Salesforce drops 350,000 SF in the SF desktop market

Left to right: Salesforce co-CEOs Bret Taylor and Marc Benioff with Salesforce West at 50 Fremont Street (Salesforce, Dead.rabbit, CC BY-SA 4.0/via Wikimedia Commons, iStock)

Salesforce, San Francisco’s largest employer, is cutting 350,000 square feet of office space by leasing more than a third of its 43-story tower in the Financial District.

The tech giant leases 40% of its Salesforce West building at 50 Fremont St., the San Francisco Chronicle reported, citing data from CoStar. This is his third job cut since the pandemic.

This reduction indicates a drop in demand for office workspaces in the age of remote work. The city’s office vacancy rate has quadrupled to over 21% since 2020.

The Salesforce roster ranks among the largest office craters in the city, with room for around 1,750 workers. The company said it would retain the building and reoccupy the space as needed.

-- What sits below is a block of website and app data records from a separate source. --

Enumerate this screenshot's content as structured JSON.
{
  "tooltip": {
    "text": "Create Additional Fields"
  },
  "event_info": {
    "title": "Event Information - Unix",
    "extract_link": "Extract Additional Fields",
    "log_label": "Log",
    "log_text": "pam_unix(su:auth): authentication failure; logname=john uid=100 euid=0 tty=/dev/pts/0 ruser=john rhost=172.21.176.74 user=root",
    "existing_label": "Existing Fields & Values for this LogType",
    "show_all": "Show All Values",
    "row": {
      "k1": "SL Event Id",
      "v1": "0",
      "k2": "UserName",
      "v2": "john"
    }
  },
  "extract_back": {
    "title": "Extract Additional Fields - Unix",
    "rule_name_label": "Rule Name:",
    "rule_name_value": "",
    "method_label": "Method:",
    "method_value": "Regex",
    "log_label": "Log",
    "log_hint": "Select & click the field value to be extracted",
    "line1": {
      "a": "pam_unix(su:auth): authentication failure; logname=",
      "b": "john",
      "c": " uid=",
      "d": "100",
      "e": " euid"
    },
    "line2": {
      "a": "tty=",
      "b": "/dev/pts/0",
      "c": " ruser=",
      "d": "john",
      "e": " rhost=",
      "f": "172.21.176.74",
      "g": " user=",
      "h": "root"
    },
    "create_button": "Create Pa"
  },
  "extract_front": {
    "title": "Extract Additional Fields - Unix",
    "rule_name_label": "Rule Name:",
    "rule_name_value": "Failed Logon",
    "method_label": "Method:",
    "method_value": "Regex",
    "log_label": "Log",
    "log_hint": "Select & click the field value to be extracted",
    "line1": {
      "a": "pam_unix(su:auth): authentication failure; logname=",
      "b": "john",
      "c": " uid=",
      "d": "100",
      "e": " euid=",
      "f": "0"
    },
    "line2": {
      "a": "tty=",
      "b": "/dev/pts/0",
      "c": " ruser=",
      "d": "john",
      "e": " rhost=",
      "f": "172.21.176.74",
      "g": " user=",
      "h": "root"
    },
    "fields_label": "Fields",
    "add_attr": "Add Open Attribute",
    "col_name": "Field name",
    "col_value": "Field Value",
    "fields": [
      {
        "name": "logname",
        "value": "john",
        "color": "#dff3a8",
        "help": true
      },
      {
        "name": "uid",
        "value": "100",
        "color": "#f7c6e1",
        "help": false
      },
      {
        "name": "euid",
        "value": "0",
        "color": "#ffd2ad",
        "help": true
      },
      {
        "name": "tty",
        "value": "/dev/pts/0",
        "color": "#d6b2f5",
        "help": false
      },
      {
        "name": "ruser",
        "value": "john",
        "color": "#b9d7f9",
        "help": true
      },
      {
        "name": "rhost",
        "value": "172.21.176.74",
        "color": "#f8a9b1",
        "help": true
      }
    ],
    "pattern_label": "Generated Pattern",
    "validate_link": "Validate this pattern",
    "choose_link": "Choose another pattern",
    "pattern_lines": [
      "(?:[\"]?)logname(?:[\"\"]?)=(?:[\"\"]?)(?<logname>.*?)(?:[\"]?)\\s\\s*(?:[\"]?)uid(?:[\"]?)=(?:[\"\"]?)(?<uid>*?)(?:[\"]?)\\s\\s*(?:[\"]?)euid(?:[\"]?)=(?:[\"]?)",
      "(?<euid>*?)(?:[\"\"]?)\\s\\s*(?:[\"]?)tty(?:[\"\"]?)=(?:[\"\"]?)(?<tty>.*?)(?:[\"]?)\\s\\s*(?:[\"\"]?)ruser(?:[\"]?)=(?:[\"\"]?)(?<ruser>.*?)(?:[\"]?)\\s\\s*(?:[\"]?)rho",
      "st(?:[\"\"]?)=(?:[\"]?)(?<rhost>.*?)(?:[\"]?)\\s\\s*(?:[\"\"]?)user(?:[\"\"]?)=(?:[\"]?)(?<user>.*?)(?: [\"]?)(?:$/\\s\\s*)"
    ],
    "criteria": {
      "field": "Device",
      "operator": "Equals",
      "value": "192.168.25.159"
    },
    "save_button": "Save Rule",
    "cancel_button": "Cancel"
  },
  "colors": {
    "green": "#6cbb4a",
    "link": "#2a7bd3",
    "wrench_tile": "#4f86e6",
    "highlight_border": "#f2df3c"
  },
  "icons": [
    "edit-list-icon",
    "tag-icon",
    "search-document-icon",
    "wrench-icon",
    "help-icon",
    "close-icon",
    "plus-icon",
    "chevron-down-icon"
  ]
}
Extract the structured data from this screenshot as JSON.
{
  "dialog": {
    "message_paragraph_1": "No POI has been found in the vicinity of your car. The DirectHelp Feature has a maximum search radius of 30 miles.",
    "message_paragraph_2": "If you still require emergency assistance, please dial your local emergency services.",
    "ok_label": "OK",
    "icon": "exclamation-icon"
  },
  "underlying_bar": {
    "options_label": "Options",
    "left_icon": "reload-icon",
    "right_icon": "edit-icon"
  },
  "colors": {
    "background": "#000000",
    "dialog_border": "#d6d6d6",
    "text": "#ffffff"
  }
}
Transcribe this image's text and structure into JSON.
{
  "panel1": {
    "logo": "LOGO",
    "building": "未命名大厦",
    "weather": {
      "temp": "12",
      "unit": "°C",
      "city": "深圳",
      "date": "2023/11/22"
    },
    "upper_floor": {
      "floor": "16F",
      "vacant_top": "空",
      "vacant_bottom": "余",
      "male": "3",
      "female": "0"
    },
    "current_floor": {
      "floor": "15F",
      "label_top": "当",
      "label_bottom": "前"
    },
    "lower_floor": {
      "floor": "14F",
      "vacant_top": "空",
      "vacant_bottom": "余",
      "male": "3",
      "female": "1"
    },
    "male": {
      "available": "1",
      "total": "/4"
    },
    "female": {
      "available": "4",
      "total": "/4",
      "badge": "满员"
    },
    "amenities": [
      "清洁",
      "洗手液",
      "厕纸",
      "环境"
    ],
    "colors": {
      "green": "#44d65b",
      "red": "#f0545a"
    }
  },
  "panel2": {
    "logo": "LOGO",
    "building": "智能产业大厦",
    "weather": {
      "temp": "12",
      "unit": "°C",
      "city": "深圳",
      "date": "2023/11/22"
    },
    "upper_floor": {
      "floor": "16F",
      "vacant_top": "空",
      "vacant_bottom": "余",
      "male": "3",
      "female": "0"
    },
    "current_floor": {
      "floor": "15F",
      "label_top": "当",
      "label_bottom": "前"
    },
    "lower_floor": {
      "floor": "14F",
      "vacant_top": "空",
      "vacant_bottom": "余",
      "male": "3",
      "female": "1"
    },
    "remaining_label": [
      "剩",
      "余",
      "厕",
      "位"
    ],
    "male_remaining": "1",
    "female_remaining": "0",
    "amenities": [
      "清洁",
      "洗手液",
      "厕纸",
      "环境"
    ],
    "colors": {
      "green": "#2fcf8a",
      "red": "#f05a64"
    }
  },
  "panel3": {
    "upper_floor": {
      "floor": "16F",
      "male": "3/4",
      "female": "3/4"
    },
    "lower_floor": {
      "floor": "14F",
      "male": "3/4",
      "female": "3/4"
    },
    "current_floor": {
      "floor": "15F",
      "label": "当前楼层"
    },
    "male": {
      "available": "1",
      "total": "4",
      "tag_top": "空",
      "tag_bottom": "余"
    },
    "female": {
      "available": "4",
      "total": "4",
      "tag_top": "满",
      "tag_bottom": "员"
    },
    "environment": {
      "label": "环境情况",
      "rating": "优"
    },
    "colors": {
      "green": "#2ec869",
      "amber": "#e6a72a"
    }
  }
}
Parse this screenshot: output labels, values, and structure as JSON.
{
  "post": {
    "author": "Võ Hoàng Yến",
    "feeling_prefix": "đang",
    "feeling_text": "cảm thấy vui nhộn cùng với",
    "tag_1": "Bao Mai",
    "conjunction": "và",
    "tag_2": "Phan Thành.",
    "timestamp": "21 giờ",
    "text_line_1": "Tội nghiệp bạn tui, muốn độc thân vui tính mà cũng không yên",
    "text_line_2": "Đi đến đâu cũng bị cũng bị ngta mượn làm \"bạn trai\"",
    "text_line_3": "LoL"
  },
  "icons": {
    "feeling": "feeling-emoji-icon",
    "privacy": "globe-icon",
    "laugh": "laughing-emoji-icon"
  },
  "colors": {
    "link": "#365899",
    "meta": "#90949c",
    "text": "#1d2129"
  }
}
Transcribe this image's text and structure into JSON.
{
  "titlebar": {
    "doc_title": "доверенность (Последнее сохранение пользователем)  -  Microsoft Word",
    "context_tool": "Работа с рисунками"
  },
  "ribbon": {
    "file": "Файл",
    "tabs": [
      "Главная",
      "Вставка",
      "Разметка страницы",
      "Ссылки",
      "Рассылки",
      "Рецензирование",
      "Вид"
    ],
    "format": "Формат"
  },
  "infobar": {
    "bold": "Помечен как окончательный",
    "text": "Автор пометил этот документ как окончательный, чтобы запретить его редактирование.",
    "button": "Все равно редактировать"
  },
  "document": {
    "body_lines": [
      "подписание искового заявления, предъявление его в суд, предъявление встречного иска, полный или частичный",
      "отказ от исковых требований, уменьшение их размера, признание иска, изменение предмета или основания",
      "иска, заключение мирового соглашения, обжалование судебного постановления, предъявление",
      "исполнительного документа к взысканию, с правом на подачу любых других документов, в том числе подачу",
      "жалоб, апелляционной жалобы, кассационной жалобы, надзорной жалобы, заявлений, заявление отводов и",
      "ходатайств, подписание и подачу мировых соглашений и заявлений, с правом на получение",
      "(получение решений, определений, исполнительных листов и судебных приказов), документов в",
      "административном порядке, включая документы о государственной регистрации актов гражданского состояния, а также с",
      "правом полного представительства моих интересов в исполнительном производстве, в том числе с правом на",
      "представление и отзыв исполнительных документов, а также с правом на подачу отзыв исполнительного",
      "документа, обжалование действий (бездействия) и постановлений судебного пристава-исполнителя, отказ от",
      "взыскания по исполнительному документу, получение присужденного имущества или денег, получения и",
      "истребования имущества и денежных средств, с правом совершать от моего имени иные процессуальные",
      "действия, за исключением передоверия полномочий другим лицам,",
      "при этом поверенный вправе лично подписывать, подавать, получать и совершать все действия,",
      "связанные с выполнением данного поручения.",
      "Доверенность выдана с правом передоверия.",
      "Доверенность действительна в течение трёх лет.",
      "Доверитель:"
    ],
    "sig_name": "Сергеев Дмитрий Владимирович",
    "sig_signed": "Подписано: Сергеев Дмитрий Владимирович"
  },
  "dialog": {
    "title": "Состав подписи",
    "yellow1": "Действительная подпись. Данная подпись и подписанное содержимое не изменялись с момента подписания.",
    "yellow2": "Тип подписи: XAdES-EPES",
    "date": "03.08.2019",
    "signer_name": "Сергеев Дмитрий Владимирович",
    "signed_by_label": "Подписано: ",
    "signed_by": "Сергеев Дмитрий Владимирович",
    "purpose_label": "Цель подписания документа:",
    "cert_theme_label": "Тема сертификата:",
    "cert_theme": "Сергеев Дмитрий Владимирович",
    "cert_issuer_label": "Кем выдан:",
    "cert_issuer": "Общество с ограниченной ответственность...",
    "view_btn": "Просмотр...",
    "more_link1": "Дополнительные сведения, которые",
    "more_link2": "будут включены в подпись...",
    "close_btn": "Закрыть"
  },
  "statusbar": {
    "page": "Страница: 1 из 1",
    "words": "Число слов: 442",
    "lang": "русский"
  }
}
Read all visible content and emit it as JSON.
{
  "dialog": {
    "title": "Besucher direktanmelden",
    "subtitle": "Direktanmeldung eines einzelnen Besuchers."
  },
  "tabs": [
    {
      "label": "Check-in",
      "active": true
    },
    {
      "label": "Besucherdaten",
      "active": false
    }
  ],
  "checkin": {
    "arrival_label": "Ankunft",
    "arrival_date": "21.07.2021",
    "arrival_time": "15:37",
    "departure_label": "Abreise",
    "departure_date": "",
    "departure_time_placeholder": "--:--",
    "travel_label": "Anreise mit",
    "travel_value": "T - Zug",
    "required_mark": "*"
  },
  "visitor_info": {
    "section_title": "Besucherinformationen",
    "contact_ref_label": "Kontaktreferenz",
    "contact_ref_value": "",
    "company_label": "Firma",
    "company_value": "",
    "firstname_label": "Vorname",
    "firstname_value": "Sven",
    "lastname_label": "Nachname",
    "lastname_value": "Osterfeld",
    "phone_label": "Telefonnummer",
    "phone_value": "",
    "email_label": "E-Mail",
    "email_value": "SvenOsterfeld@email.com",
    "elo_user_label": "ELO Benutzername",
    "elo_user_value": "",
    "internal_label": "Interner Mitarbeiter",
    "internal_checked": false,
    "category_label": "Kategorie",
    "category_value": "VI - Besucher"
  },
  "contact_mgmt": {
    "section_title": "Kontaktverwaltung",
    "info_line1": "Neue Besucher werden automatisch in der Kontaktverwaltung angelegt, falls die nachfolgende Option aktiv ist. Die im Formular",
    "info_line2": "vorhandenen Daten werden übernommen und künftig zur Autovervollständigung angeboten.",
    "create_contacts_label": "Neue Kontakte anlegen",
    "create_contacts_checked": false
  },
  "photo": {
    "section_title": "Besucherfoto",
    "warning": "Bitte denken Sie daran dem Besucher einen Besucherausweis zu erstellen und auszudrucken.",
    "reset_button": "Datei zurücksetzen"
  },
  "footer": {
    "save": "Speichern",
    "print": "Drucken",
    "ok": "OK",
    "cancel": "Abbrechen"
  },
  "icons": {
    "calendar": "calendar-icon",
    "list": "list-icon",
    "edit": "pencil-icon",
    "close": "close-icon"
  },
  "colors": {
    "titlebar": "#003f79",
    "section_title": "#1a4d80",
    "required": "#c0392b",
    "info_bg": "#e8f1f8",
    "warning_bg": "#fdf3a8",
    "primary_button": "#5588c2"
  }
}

“Salesforce desktops are an important part of our culture, and the way we use them has evolved. We sublet floors in Salesforce West to make the most of our real estate footprint,” the company said in a statement.

The company bought 50 Fremont St. in 2015 for $638 million, before the Salesforce Tower was built across the street. It employs 10,000 workers in the city, who have been allowed to work from home permanently for part of the week.

Last year, he sublet the Salesforce East tower space at 350 Mission St. to Yelp and Sephora, showing the demand for high-quality, centrally located offices. At the same time, he canceled his 325,000 square foot lease at the unbuilt Parcel F tower.

Slack, the messaging company now owned by Salesforce, has listed 200,000 square feet under sublease near 45 Fremont, the San Francisco Business Times communicated in February.

Salesforce continues to expand into other cities, with plans for Salesforce Towers in Chicago, Dublin, Sydney and Tokyo over the next two years. The tech industry is now expanding outside the Bay Area, where real estate costs and wages are lower.

The company said it was hiring more selectively as challenges such as inflation and fears of a recession cloud the economic outlook.

Major tech companies have reduced or closed offices in San Francisco during the pandemic, including Coinbase, Pinterest, Block, Taskrabbit and PayPal.

Of the 14 companies and businesses that have scaled back or disclosed plans this year to shrink their Bay Area office footprints by at least 50,000 square feet, 10 are looking to do so in San Francisco.

San Francisco-based companies, or those with offices in the city, have freed up or plan to vacate nearly 1.8 million square feet of space, according to The real dealthe research.

That’s nearly three-quarters of the roughly 2.5 million square feet of property in the Bay Area that businesses have either abandoned or announced plans to abandon this year.

[San Francisco Chronicle] – Dana Barthelemy

Jose C. Birney